Widget Development

The rose config-edit GUI displays configurations using built-in widgets. For more complex requirements rose config-edit supports custom widgets as plugins.

In this tutorial we will write a custom widget which offers typing suggestions when entering usernames.



If you find yourself needing to write a custom widget, please contact the Rose team for guidance.


Create a new Rose app by running the following command replacing DIRECTORY with the path in which to create the suite:

rose tutorial widget <DIRECTORY>

You will now have a Rose app which contains the following files:

|-- meta/
|   `-- lib/
|       `-- python/
|           `-- widget/
|               |-- __init__.py
|               `-- username.py
`-- rose-app.conf

The rose-app.conf file defines an environment variable called USER:


The __init__.py file is empty - the presence of this file declares the widget directory as a python package.

The username.py file is where we will write our widget.

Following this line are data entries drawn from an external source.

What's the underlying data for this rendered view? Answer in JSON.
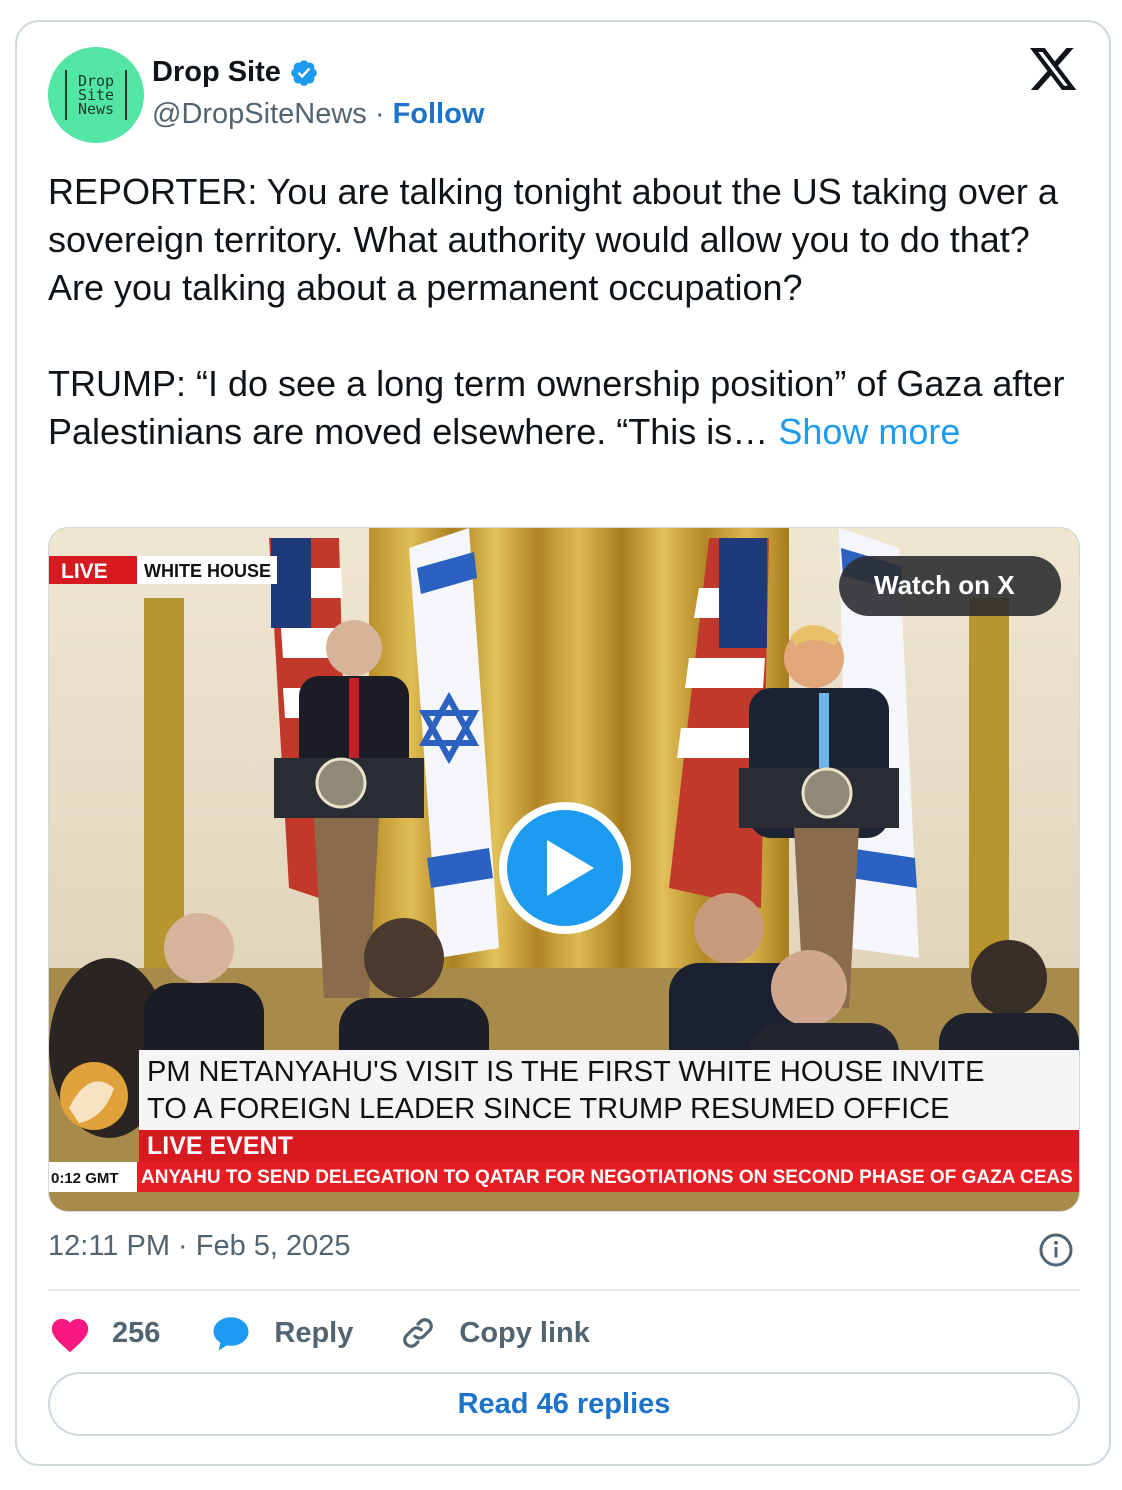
{
  "author": {
    "avatar_lines": [
      "Drop",
      "Site",
      "News"
    ],
    "name": "Drop Site",
    "handle": "@DropSiteNews",
    "separator": " · ",
    "follow_label": "Follow"
  },
  "tweet": {
    "paragraph_1": "REPORTER: You are talking tonight about the US taking over a sovereign territory. What authority would allow you to do that? Are you talking about a permanent occupation?",
    "paragraph_2": "TRUMP: “I do see a long term ownership position” of Gaza after Palestinians are moved elsewhere. “This is… ",
    "show_more": "Show more"
  },
  "video": {
    "live_label": "LIVE",
    "location_label": "WHITE HOUSE",
    "watch_label": "Watch on X",
    "headline_line_1": "PM NETANYAHU'S VISIT IS THE FIRST WHITE HOUSE INVITE",
    "headline_line_2": "TO A FOREIGN LEADER SINCE TRUMP RESUMED OFFICE",
    "event_label": "LIVE EVENT",
    "clock": "0:12 GMT",
    "ticker": "ANYAHU TO SEND DELEGATION TO QATAR FOR NEGOTIATIONS ON SECOND PHASE OF GAZA CEAS"
  },
  "meta": {
    "timestamp": "12:11 PM · Feb 5, 2025"
  },
  "actions": {
    "like_count": "256",
    "reply_label": "Reply",
    "copy_label": "Copy link",
    "read_replies_label": "Read 46 replies"
  },
  "colors": {
    "link": "#1d9bf0",
    "follow": "#1d73c9",
    "heart": "#f91880",
    "reply_bubble": "#1d9bf0",
    "avatar_bg": "#52e5a3",
    "live_red": "#d71920"
  }
}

Initial Code

We will start with a slimmed-down copy of the class rose.config_editor.valuewidget.text.RawValueWidget which you will find in the file username.py. It contains all the API calls you would normally ever need.

We are now going to extend the widget to be more useful.

Add a line importing the pwd package at the top of the file:

+ import pwd

 import gobject
 import pygtk
 import gtk

This adds the Python library that we’ll use in a minute.

Now we need to create a predictive text model by adding some data to our gtk.Entry text widget.

We need to write our method _set_completion, and put it in the main body of the class. This will retrieve usernames from the pwd.getpwall() function and store them so they can be used by the text widget self.entry.

Add the following method to the UsernameValueWidget class:

def _set_completion(self):
    # Return a predictive text model.
    completion = gtk.EntryCompletion()
    model = gtk.ListStore(str)
    for username in [p.pw_name for p in pwd.getpwall()]:

We need to make sure this method gets called at the right time, so we add the following line to the __init__ method:

+ gobject.idle_add(self._set_completion)
  self.pack_start(self.entry, expand=True, fill=True,

We could just call self._set_completion() there, but this would hang the config editor while the database is retrieved.

Instead, we’ve told GTK to fetch the predictive text model when it’s next idle (gobject.idle_add). This means it will be run after it finishes loading the page, and will be more-or-less invisible to the user. This is a better way to launch something that may take a second or two. If it took any longer, we’d probably want to use a separate process.

Referencing the Widget

Now we need to refer to it in the metadata to make use of it.

Create the file meta/rose-meta.conf and paste the following configuration into it:


This means that we’ve set our widget up for the option USER under the section env. It will now be used as the widget for this variable’s value.


Try opening up the config editor in the application directory (where the rose-app.conf is) by running:

rose config-edit

Navigate to the env page. You should see your widget on the page! As you type, it should provide helpful auto-completion of usernames. Try typing your own username.

Further Reading

For more information, see Rose GTK library and the PyGTK web page.